Digital exhibit for Early Modern Futures, a conference (April 24th, 2015)
Accompanied by a physical exhibit in the Rare Book & Manuscript Library
How did early modern literature conceive the future? Scholarship of early modern literature has paid ample attention to the many ways in which time was perceived and understood, frequently emphasizing retrospective forms of historical thinking, such as memory and nostalgia. Early Modern Futures seeks to spark a conversation about the many ways in which early modern literature also thought about where things were headed. How did beliefs about future events (from the eschatological to the economic to the genealogical) shape people’s actions in the present? How did early modernity understand the past in relation to the future? How was prospective historical thinking practiced through various textual and literary forms? That is, how did records, scripts, manuals, genres, or editions represent the future or anticipate their own reception? How do the modes of early modern prospection as suggested by terms like prophecy, speculation, and progression point to different theorizations of futurity? How does present scholarship receive and use the past’s ideas about the future? This conference aims to explore early modernity’s uniquely literary means for projecting its future, and through this to advance scholarly debates about the role and forms of historicism in early modern culture.
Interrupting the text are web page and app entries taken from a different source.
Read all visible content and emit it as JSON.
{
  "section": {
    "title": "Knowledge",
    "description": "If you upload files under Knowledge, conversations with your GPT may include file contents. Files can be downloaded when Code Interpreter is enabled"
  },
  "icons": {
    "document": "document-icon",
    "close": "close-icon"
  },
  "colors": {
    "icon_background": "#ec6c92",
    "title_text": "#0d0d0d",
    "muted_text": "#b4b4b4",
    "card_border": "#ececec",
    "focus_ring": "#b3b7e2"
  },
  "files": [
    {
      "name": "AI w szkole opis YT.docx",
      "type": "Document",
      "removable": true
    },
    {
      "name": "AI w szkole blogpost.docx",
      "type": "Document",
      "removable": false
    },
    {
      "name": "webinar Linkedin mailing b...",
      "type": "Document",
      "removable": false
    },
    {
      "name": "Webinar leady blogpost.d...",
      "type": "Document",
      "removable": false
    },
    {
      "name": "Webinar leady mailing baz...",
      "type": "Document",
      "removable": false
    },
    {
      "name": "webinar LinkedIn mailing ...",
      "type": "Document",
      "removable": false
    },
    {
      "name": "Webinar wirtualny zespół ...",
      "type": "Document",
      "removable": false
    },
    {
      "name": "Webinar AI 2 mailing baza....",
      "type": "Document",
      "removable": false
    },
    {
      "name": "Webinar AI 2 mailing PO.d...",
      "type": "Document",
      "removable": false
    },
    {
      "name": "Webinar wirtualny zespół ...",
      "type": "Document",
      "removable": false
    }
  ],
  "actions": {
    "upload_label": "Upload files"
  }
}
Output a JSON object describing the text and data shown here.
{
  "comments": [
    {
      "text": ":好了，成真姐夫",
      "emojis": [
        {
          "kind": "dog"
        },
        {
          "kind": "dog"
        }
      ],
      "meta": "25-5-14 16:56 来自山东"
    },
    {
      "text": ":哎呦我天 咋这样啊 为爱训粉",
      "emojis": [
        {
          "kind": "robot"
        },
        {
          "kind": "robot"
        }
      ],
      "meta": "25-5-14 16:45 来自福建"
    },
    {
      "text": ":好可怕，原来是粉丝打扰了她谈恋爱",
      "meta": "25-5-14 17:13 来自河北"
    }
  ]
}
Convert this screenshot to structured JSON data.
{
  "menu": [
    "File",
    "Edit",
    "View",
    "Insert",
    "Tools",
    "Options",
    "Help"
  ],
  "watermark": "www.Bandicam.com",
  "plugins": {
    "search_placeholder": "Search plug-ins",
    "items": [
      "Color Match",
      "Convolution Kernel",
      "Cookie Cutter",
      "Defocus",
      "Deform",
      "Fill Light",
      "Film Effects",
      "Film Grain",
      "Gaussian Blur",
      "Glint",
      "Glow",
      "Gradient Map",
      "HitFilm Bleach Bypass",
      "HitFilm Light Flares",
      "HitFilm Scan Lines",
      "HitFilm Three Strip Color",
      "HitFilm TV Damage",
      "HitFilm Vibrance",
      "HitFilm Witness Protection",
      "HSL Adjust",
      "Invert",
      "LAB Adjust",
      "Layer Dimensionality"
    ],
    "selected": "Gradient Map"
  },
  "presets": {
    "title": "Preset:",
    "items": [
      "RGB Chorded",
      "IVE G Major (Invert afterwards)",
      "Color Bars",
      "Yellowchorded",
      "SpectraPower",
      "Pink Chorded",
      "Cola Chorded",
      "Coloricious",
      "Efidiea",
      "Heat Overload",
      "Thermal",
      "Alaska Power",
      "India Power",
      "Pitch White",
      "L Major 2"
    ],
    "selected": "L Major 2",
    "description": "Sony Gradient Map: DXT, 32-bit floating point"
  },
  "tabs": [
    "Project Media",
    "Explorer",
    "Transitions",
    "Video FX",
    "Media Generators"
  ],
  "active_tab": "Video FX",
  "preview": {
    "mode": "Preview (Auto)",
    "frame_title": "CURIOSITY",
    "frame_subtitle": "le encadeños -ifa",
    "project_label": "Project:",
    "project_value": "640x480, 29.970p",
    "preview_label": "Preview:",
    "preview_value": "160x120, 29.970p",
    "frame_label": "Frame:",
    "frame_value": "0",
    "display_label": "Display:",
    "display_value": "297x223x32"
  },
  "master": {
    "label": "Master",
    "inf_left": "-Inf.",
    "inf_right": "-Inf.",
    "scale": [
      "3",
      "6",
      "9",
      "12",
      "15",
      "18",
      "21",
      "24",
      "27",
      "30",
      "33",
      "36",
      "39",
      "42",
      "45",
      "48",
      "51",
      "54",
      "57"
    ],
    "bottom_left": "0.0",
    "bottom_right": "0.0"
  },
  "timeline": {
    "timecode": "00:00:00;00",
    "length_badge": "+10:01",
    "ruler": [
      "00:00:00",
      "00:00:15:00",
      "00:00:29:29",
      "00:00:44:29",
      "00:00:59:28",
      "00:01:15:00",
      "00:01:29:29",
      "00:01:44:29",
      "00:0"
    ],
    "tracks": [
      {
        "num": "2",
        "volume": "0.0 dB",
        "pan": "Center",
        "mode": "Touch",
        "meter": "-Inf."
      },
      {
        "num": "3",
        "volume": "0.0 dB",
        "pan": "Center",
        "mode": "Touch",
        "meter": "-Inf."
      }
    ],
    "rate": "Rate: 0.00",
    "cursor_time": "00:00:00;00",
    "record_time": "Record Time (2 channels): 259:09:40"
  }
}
Exhibit content produced by Rachel Dunn, Ben VanWagoner, and Seth Williams.
Digital exhibit curated by Ben VanWagoner